Resolved, that the Anglican Consultative Council be invited to conversation regarding this resolution and the work that proceeds from it, together with other churches in the Anglican Communion engaged in similar processes.
I am willing to meet her partway on the subject of her concern. Many of us in the evangelical world have devoted much effort toward remedying what we see as an unhealthy individualist focus in our ranks. If, for example, Bishop Jefferts Schori would take the time to browse through the pages of Christianity Today from the past half-century, she would find many calls for evangelicals to depart from the notion that all that matters is that individuals get saved and prepare for a heavenly reward. Much evangelical attention has been paid to systemic injustice, social structures, the central importance of “body life,” and so on.
In all of this, however, the presiding bishop would discover an important nuance. We evangelicals never downplay the importance of individuals””as individuals””coming to a saving faith in Jesus Christ. We never say that an individual’s very personal relationship to God is not important. What we do say is that individual salvation is not enough.
This is good news. While the media is likely to position this story in such a way to be sensational, the resolution includes some compelling components that are important to note:

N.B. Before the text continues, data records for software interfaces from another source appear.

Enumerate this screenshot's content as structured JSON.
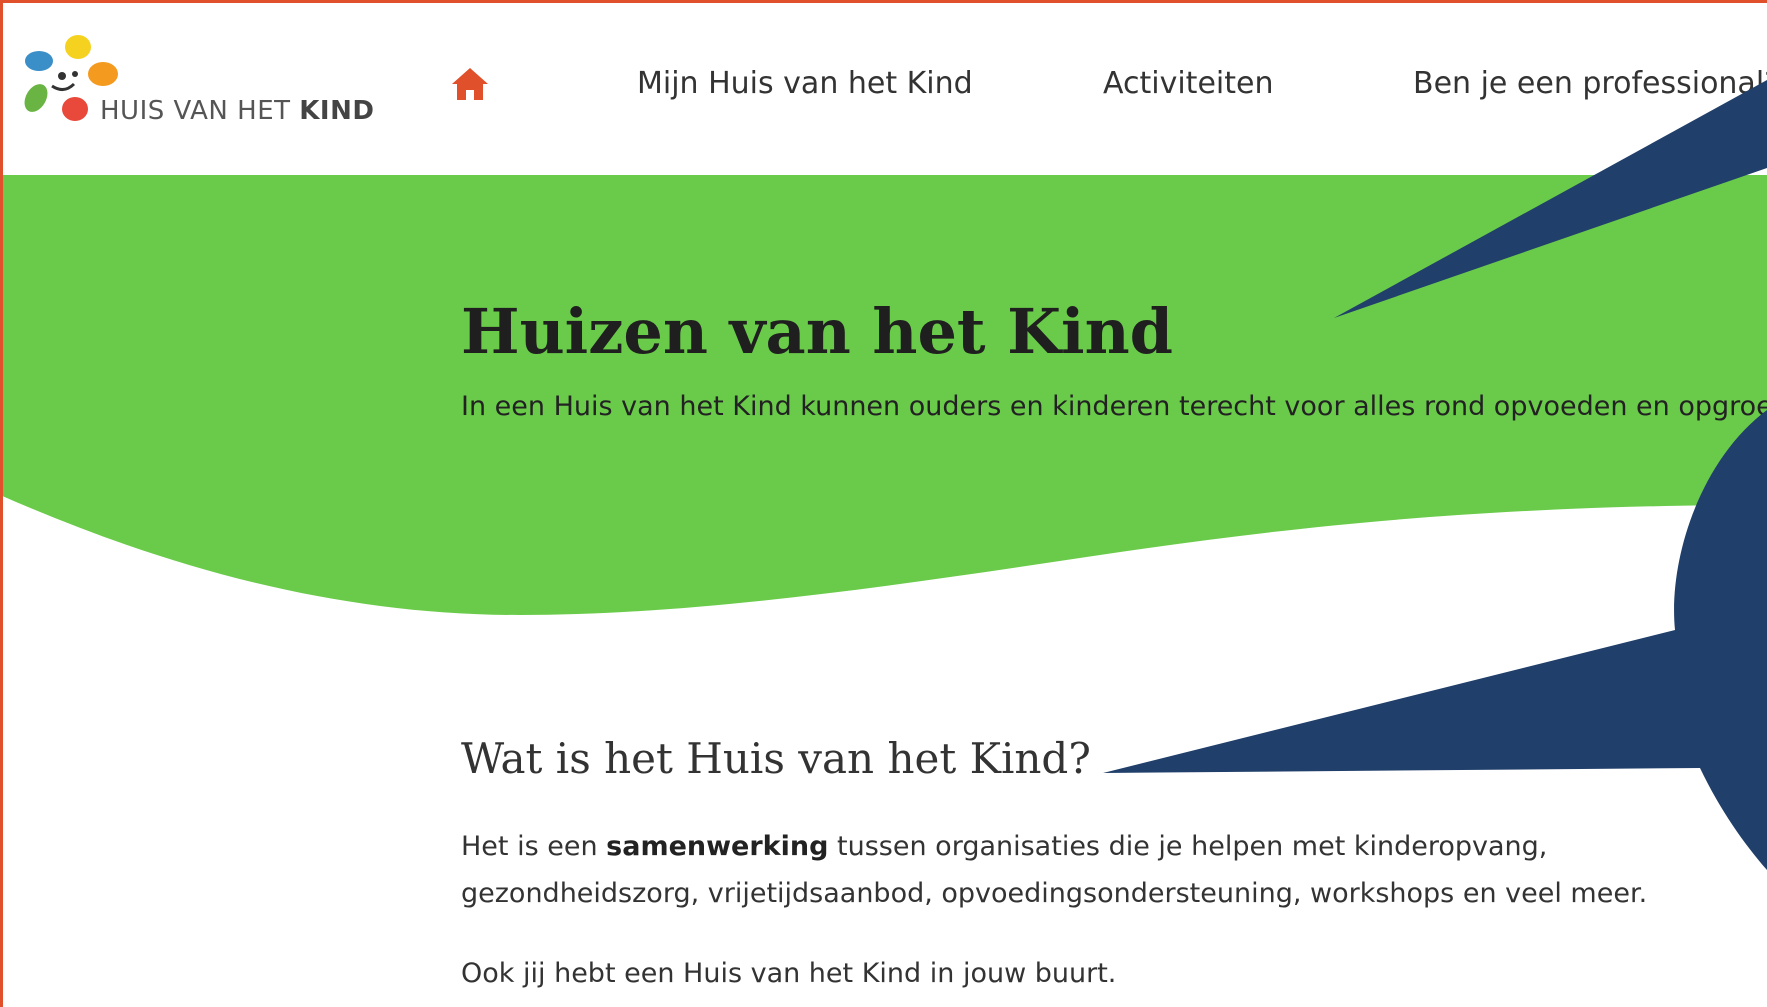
{
  "brand": {
    "logo_text_regular": "HUIS VAN HET ",
    "logo_text_bold": "KIND",
    "colors": {
      "accent_orange": "#e0502a",
      "hero_green": "#6acb4a",
      "annotation_navy": "#203f6a"
    }
  },
  "nav": {
    "home_icon": "home-icon",
    "items": [
      {
        "label": "Mijn Huis van het Kind"
      },
      {
        "label": "Activiteiten"
      },
      {
        "label": "Ben je een professional?"
      }
    ]
  },
  "hero": {
    "title": "Huizen van het Kind",
    "subtitle": "In een Huis van het Kind kunnen ouders en kinderen terecht voor alles rond opvoeden en opgroeien."
  },
  "content": {
    "section_title": "Wat is het Huis van het Kind?",
    "para1_before": "Het is een ",
    "para1_bold": "samenwerking",
    "para1_after": " tussen organisaties die je helpen met kinderopvang, gezondheidszorg, vrijetijdsaanbod, opvoedingsondersteuning, workshops en veel meer.",
    "para2": "Ook jij hebt een Huis van het Kind in jouw buurt."
  }
}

1. In accordance with the Constitution and Canons of the Episcopal Church, the resolution recognizes that discrimination of individuals based on race, age, gender or sexual orientation does not have a place in the discernment process of our ministry.
2. The resolution recognizes that God’s call to the ordained ministry in the church is a mystery.
3. The resolution recognizes that we are not all of one mind on the issue of sexuality.
4. The resolution was written in a way that would allow dioceses to consider anyone as a candidate to the episcopacy regardless of sexual orientation, but does not mandate that all dioceses do so.
5. The resolution does not rescind Resolution B033 (General Convention 2006) “to exercise restraint by not consenting to the consecration of any candidate whose manner of life presents a challenge to the wider church and will lead to further strains on the communion.”
It does not suggest that the Episcopal Church will close its moratorium on the consecration of gay bishops.
Resolution DO25 passed in the HOD clergy order by a 2 to 1 margin, in the HOD lay order by a 2 to 1 margin, and in the HOB by a 2 to 1 margin. This demonstrates some consistency among lay and clergy that is important to respect.
Forward in Faith UK profoundly regrets the decision of the House of Bishops of The Episcopal Church to repudiate the moratorium on the consecration of bishops in same-sex relationships. It is clear from this decision, and the general stance of The Episcopal Church, that the Instruments of Unity of the Communion no longer have any moral authority in that Church.
We strongly encourage the Archbishop of Canterbury, the Anglican Consultative Council and the Primates’ Meeting to enter into the fullest co-operation with the Anglican Church in North America and other bodies eager fully to participate in the common life of Anglicanism world-wide.